Data -
────────────────────

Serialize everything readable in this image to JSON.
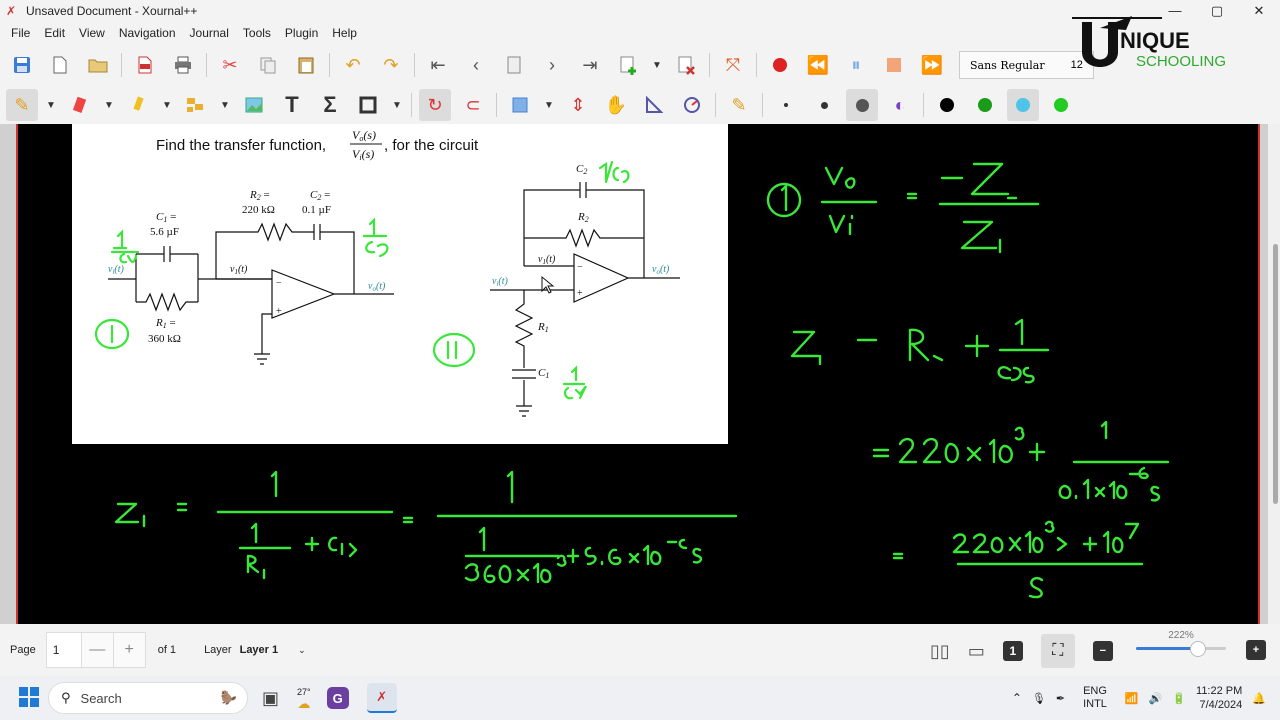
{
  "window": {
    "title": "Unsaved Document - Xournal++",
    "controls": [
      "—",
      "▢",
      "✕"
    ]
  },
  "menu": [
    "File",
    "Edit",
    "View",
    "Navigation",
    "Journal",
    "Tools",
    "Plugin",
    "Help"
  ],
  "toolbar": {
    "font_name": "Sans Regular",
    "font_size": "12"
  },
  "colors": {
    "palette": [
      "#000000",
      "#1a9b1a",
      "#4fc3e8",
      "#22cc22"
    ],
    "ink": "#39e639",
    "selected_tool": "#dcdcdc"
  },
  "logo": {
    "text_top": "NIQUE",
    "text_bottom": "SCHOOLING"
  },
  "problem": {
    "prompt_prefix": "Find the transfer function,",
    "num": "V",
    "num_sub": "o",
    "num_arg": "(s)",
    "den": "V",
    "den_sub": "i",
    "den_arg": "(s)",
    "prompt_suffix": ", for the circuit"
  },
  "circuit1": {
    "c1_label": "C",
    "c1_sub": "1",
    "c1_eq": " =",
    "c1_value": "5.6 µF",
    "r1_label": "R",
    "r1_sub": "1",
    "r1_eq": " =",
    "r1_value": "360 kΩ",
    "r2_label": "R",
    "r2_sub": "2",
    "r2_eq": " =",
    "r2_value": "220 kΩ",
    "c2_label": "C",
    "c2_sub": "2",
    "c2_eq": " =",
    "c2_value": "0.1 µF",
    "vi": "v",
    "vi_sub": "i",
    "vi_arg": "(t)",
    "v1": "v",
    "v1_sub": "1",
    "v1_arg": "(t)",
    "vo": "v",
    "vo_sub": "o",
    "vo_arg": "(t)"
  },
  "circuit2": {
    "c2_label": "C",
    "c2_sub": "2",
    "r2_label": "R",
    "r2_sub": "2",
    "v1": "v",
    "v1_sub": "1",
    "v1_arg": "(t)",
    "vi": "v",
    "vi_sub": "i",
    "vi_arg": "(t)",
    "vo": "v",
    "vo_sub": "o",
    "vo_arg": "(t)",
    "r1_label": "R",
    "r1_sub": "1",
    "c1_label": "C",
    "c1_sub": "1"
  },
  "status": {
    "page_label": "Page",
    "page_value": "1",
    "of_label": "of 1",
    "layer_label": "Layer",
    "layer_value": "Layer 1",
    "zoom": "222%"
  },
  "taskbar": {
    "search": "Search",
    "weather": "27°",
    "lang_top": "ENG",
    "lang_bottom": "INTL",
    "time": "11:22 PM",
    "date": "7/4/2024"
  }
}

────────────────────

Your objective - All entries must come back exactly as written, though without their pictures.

Task answer -
Serialize everything readable in this image to JSON.
{
  "window": {
    "title": "Unsaved Document - Xournal++",
    "controls": [
      "—",
      "▢",
      "✕"
    ]
  },
  "menu": [
    "File",
    "Edit",
    "View",
    "Navigation",
    "Journal",
    "Tools",
    "Plugin",
    "Help"
  ],
  "toolbar": {
    "font_name": "Sans Regular",
    "font_size": "12"
  },
  "colors": {
    "palette": [
      "#000000",
      "#1a9b1a",
      "#4fc3e8",
      "#22cc22"
    ],
    "ink": "#39e639",
    "selected_tool": "#dcdcdc"
  },
  "logo": {
    "text_top": "NIQUE",
    "text_bottom": "SCHOOLING"
  },
  "problem": {
    "prompt_prefix": "Find the transfer function,",
    "num": "V",
    "num_sub": "o",
    "num_arg": "(s)",
    "den": "V",
    "den_sub": "i",
    "den_arg": "(s)",
    "prompt_suffix": ", for the circuit"
  },
  "circuit1": {
    "c1_label": "C",
    "c1_sub": "1",
    "c1_eq": " =",
    "c1_value": "5.6 µF",
    "r1_label": "R",
    "r1_sub": "1",
    "r1_eq": " =",
    "r1_value": "360 kΩ",
    "r2_label": "R",
    "r2_sub": "2",
    "r2_eq": " =",
    "r2_value": "220 kΩ",
    "c2_label": "C",
    "c2_sub": "2",
    "c2_eq": " =",
    "c2_value": "0.1 µF",
    "vi": "v",
    "vi_sub": "i",
    "vi_arg": "(t)",
    "v1": "v",
    "v1_sub": "1",
    "v1_arg": "(t)",
    "vo": "v",
    "vo_sub": "o",
    "vo_arg": "(t)"
  },
  "circuit2": {
    "c2_label": "C",
    "c2_sub": "2",
    "r2_label": "R",
    "r2_sub": "2",
    "v1": "v",
    "v1_sub": "1",
    "v1_arg": "(t)",
    "vi": "v",
    "vi_sub": "i",
    "vi_arg": "(t)",
    "vo": "v",
    "vo_sub": "o",
    "vo_arg": "(t)",
    "r1_label": "R",
    "r1_sub": "1",
    "c1_label": "C",
    "c1_sub": "1"
  },
  "status": {
    "page_label": "Page",
    "page_value": "1",
    "of_label": "of 1",
    "layer_label": "Layer",
    "layer_value": "Layer 1",
    "zoom": "222%"
  },
  "taskbar": {
    "search": "Search",
    "weather": "27°",
    "lang_top": "ENG",
    "lang_bottom": "INTL",
    "time": "11:22 PM",
    "date": "7/4/2024"
  }
}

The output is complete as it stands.